The Impact on Family Caregivers
Caregiving can take an enormous emotional toll over time, and may impact the caregiver’s physical and psychological health. This can threaten their ability to continue providing care. Concern for the ALS patient often causes the caregiver to overlook her/his own needs for rest and proper eating, and time for themselves. After all, care is needed day and night, over weekends and holidays, and includes things like personal care, transportation to appointments, mobility in the home, help with pets, housework, or grocery shopping, and assisting with special equipment as the disease progresses.
Often family caregivers are also employed outside the home and have other responsibilities as well, including caring for other family members’ needs. The family caregiver, whether spouse, partner, parent, brother, sister or adult child, needs much support and acknowledgement in this journey.
Care for Caregivers
As a family caregiver it is important to pause occasionally and ask yourself, “What good will I be to the person I care for if I get sick?” It is critical for you to take good care of yourself—even while you are taking care of your loved one.
The Caregiver Action Network offers these ten tips for family caregivers:
- Seek support from other caregivers. You are not alone!
- Take care of your own health so that you can be strong enough to take care of your loved one.
- Accept offers of help and suggest specific things people can do to help you.
- Learn how to communicate effectively with doctors.
- Caregiving is hard work so take respite breaks often.
- Watch out for signs of depression and don't delay getting professional help when you need it.
- Be open to new technologies that can help you care for your loved one.
- Organize medical information so it's up to date and easy to find.
- Make sure legal documents are in order.
- Give yourself credit for doing the best you can in one of the toughest jobs there is!

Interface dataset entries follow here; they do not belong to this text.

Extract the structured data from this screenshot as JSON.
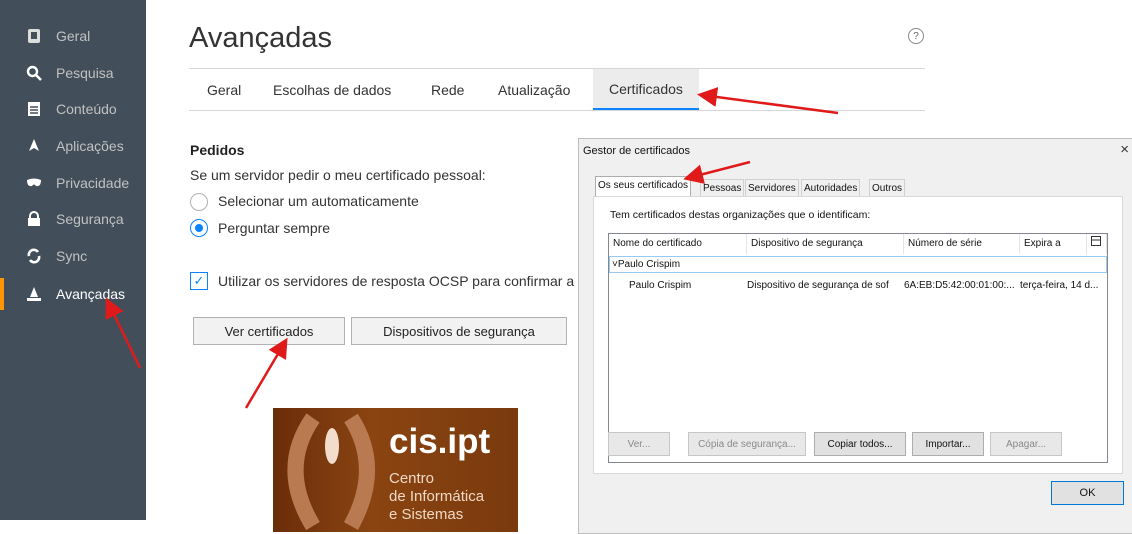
{
  "sidebar": {
    "items": [
      {
        "label": "Geral",
        "icon": "page-icon"
      },
      {
        "label": "Pesquisa",
        "icon": "search-icon"
      },
      {
        "label": "Conteúdo",
        "icon": "document-icon"
      },
      {
        "label": "Aplicações",
        "icon": "rocket-icon"
      },
      {
        "label": "Privacidade",
        "icon": "mask-icon"
      },
      {
        "label": "Segurança",
        "icon": "lock-icon"
      },
      {
        "label": "Sync",
        "icon": "sync-icon"
      },
      {
        "label": "Avançadas",
        "icon": "wizard-icon"
      }
    ],
    "active_index": 7
  },
  "main": {
    "title": "Avançadas",
    "help": "?",
    "tabs": [
      "Geral",
      "Escolhas de dados",
      "Rede",
      "Atualização",
      "Certificados"
    ],
    "active_tab": "Certificados",
    "pedidos_title": "Pedidos",
    "pedidos_desc": "Se um servidor pedir o meu certificado pessoal:",
    "radio_auto": "Selecionar um automaticamente",
    "radio_ask": "Perguntar sempre",
    "ocsp_label": "Utilizar os servidores de resposta OCSP para confirmar a va",
    "btn_view": "Ver certificados",
    "btn_devices": "Dispositivos de segurança"
  },
  "dialog": {
    "title": "Gestor de certificados",
    "close": "×",
    "tabs": [
      "Os seus certificados",
      "Pessoas",
      "Servidores",
      "Autoridades",
      "Outros"
    ],
    "desc": "Tem certificados destas organizações que o identificam:",
    "columns": [
      "Nome do certificado",
      "Dispositivo de segurança",
      "Número de série",
      "Expira a"
    ],
    "group": "Paulo Crispim",
    "row": {
      "name": "Paulo Crispim",
      "device": "Dispositivo de segurança de sof",
      "serial": "6A:EB:D5:42:00:01:00:...",
      "expires": "terça-feira, 14 d..."
    },
    "buttons": [
      "Ver...",
      "Cópia de segurança...",
      "Copiar todos...",
      "Importar...",
      "Apagar..."
    ],
    "ok": "OK"
  },
  "logo": {
    "main": "cis.ipt",
    "line1": "Centro",
    "line2": "de Informática",
    "line3": "e Sistemas"
  },
  "colors": {
    "accent": "#0a84ff",
    "sidebar": "#424f5a",
    "arrow": "#e01a1a",
    "active_marker": "#ff9500"
  }
}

There are resources ALS patients and their loved ones can turn to for support. Local churches may have programs for those in need of help, as well as community centers. In Central Arkansas there are organizations focused on helping people living with ALS including the ALS Association and ALS in Wonderland. There are also professional caregivers through local homecare agencies like Synergy HomeCare and others. These services can help ALS patients live with dignity at home and offer family caregivers much-needed respite.
No matter where people living with ALS and their families turn for support, the important thing is to accept help. You do not have to do this alone!
What You Can Do Now
May is ALS Awareness Month. Help raise awareness and understanding of this devastating disease. If possible, financially support local associations supporting Arkansans living with the disease. Our local walk to end ALS is currently scheduled for July 25 at War Memorial Stadium. Check out the ALS Association’s Arkansas Chapter Facebook page for details.
This article originally appeared in the May edition of Life in Chenal magazine. You can read it here.